*INSTRUCTIONS TO FOLLOW*:
Report each line of the records where "field" occurs.

*GIVEN ENTRIES*:
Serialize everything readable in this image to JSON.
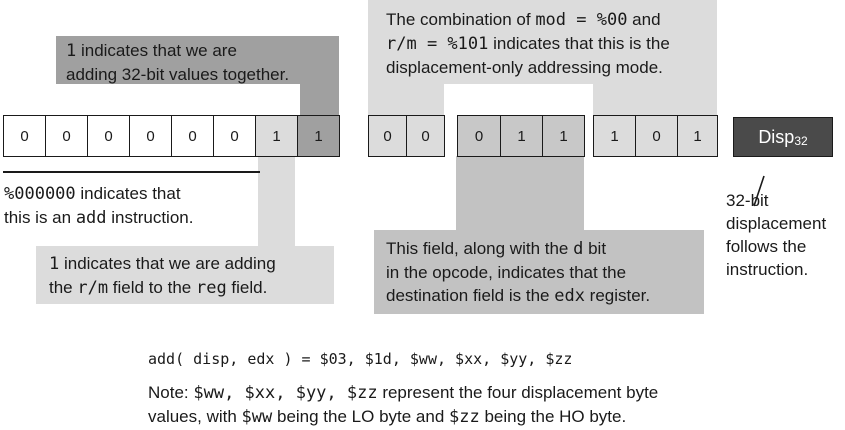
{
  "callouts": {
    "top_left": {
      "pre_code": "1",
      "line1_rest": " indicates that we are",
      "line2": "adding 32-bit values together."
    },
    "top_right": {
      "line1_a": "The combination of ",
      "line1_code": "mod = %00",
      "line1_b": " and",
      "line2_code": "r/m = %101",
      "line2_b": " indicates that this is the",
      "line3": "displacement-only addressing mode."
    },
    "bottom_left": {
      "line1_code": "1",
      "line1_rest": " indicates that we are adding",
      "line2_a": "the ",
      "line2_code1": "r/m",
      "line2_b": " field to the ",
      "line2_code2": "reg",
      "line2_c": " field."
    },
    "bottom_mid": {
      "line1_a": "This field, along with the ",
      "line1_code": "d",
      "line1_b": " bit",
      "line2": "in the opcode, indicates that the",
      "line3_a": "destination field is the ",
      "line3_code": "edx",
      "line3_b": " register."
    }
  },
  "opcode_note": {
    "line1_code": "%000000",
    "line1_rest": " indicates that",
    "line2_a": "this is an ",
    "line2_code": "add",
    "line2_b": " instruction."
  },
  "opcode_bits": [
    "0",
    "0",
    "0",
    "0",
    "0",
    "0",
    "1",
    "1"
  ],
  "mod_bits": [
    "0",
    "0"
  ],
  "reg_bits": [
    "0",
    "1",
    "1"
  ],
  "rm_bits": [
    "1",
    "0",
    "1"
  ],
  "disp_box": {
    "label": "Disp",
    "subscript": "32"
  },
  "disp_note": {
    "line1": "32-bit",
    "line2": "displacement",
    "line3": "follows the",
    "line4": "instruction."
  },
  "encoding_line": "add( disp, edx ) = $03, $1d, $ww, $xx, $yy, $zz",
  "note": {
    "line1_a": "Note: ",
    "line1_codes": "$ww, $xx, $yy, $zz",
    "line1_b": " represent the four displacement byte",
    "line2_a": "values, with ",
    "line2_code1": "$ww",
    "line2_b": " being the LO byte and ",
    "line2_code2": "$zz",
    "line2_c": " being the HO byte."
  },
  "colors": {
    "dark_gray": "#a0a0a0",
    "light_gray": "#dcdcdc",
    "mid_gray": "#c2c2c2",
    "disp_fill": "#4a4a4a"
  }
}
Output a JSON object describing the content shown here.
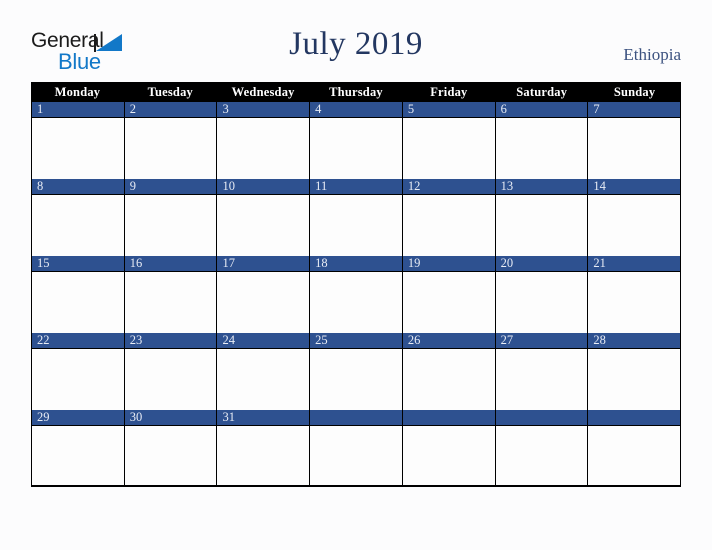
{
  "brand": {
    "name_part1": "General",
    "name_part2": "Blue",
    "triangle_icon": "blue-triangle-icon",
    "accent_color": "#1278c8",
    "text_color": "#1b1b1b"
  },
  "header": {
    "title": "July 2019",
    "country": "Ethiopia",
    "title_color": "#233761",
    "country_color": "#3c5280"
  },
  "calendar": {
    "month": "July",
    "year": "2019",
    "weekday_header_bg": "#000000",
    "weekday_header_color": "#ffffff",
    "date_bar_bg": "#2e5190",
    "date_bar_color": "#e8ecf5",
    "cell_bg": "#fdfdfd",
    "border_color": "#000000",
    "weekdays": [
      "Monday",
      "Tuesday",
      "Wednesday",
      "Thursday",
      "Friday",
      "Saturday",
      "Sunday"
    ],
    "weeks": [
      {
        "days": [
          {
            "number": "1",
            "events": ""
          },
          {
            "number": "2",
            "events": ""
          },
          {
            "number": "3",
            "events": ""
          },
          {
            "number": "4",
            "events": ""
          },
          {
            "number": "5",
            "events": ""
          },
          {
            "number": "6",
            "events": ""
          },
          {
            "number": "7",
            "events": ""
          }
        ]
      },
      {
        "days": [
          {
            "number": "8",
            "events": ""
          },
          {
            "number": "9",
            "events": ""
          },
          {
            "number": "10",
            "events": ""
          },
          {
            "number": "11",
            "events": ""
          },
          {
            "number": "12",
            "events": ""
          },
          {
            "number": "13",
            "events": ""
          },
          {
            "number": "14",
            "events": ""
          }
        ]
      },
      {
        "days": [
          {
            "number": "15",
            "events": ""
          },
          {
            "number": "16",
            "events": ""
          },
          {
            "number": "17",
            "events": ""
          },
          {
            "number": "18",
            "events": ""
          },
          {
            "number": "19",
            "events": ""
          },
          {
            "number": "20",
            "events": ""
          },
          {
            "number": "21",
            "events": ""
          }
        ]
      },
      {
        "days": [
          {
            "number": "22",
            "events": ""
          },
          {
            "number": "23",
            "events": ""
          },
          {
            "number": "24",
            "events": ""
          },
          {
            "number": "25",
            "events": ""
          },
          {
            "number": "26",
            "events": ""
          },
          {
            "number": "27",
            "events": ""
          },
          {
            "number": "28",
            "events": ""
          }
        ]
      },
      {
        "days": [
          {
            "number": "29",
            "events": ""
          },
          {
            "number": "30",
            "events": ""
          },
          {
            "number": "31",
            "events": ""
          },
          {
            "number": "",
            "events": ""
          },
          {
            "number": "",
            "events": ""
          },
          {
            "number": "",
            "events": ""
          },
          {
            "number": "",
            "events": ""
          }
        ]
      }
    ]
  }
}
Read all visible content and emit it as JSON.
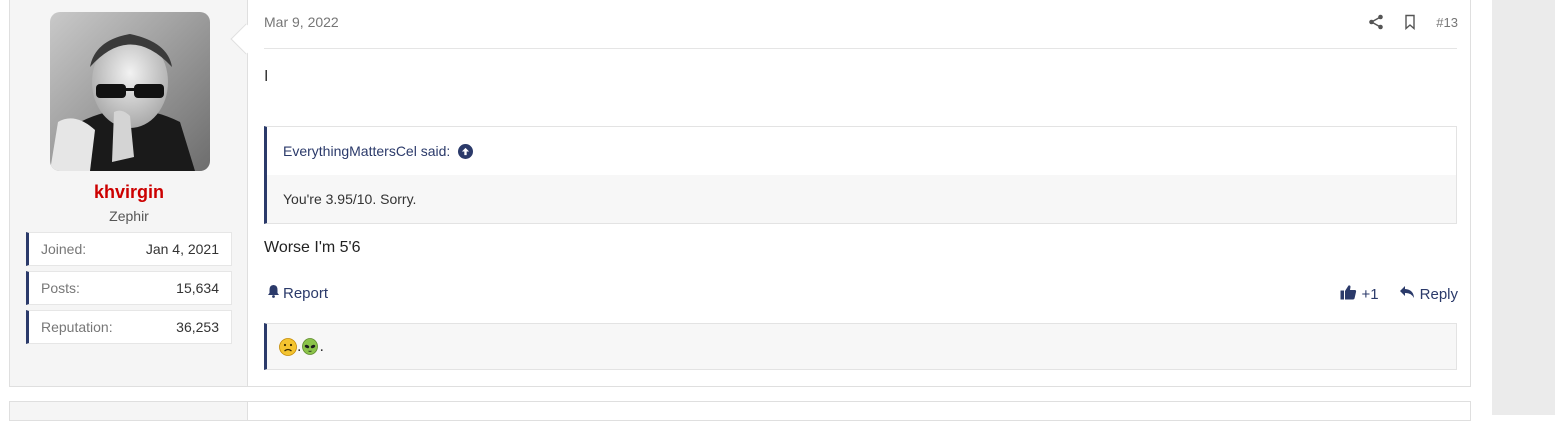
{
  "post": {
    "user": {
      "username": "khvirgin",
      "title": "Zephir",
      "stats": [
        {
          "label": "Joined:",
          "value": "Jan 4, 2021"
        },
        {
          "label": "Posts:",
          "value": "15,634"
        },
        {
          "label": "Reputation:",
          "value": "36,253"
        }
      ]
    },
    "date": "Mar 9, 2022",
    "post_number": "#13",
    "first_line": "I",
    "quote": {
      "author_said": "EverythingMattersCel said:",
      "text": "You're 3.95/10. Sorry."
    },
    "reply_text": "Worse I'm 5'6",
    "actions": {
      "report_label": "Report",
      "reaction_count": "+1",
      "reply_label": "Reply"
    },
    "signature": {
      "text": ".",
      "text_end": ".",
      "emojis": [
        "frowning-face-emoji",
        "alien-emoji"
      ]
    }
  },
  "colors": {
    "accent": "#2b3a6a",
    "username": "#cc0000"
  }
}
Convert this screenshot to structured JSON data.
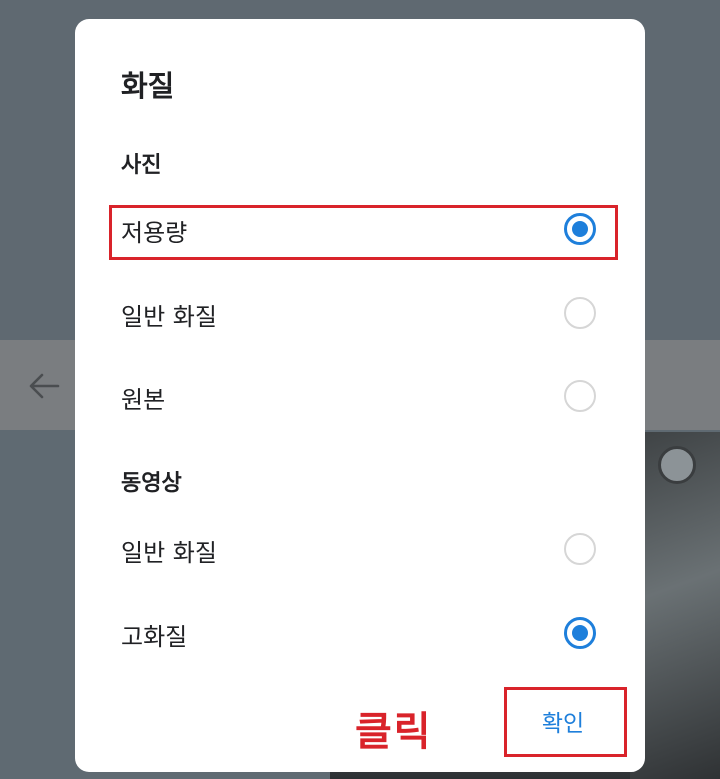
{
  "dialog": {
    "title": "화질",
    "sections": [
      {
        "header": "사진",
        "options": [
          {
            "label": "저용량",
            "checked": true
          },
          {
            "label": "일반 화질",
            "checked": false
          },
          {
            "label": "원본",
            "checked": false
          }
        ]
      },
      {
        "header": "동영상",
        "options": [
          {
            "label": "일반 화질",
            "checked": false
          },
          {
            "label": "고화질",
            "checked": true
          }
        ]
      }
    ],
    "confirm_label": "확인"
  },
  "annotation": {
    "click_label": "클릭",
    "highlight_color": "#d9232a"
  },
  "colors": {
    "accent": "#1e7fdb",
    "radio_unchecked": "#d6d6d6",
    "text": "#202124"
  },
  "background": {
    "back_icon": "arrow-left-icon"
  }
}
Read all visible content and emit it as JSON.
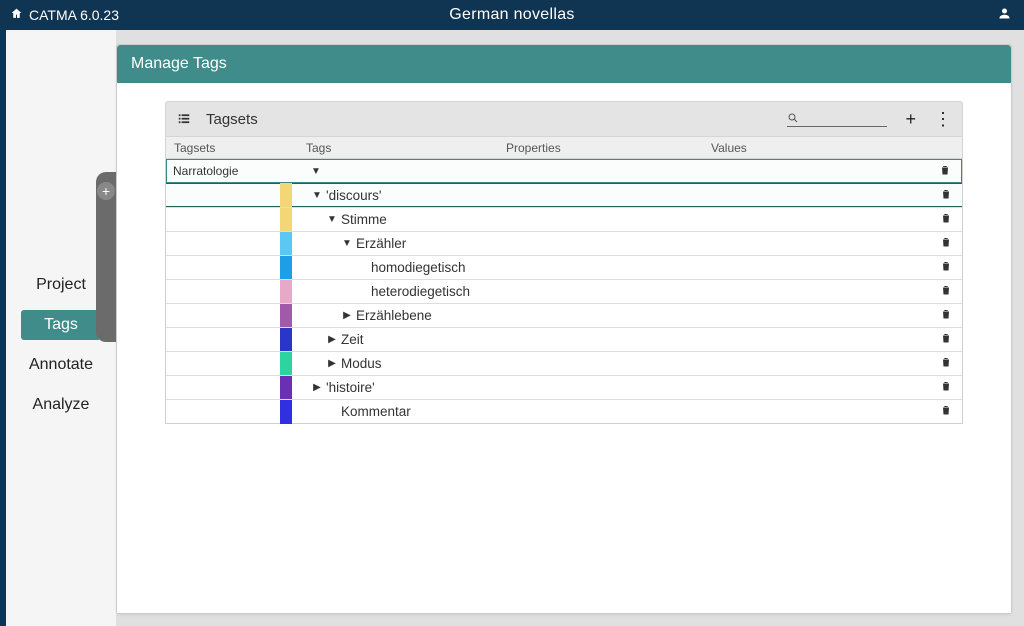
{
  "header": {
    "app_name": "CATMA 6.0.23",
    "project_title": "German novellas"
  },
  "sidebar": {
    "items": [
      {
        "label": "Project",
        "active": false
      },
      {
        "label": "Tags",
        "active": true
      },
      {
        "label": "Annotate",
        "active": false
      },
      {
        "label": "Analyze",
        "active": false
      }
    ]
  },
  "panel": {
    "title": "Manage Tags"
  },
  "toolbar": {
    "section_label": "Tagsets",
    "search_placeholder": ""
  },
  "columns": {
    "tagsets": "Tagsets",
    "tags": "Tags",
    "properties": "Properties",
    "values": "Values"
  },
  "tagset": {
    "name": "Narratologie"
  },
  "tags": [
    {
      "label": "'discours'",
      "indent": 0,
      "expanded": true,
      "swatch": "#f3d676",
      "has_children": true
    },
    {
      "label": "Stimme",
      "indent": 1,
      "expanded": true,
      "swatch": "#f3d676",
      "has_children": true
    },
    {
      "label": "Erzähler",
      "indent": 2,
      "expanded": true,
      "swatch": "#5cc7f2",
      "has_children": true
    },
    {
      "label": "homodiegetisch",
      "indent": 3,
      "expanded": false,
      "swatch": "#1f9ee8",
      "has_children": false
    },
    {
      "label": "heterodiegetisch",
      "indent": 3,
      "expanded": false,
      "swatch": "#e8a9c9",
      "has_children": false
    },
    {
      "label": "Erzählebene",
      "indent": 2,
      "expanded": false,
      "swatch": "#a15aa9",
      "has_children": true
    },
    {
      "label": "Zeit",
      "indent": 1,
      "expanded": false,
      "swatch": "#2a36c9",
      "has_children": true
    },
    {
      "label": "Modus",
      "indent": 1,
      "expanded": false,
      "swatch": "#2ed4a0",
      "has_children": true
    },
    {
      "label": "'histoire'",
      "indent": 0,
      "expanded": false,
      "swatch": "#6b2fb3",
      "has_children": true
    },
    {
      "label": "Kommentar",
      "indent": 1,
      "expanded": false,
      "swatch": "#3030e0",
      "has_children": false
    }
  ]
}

*FINAL ANSWER*:
      "line2_b": " field to the ",
      "line2_c": " field."
      "line1_a": "This field, along with the ",
      "line3_a": "destination field is the ",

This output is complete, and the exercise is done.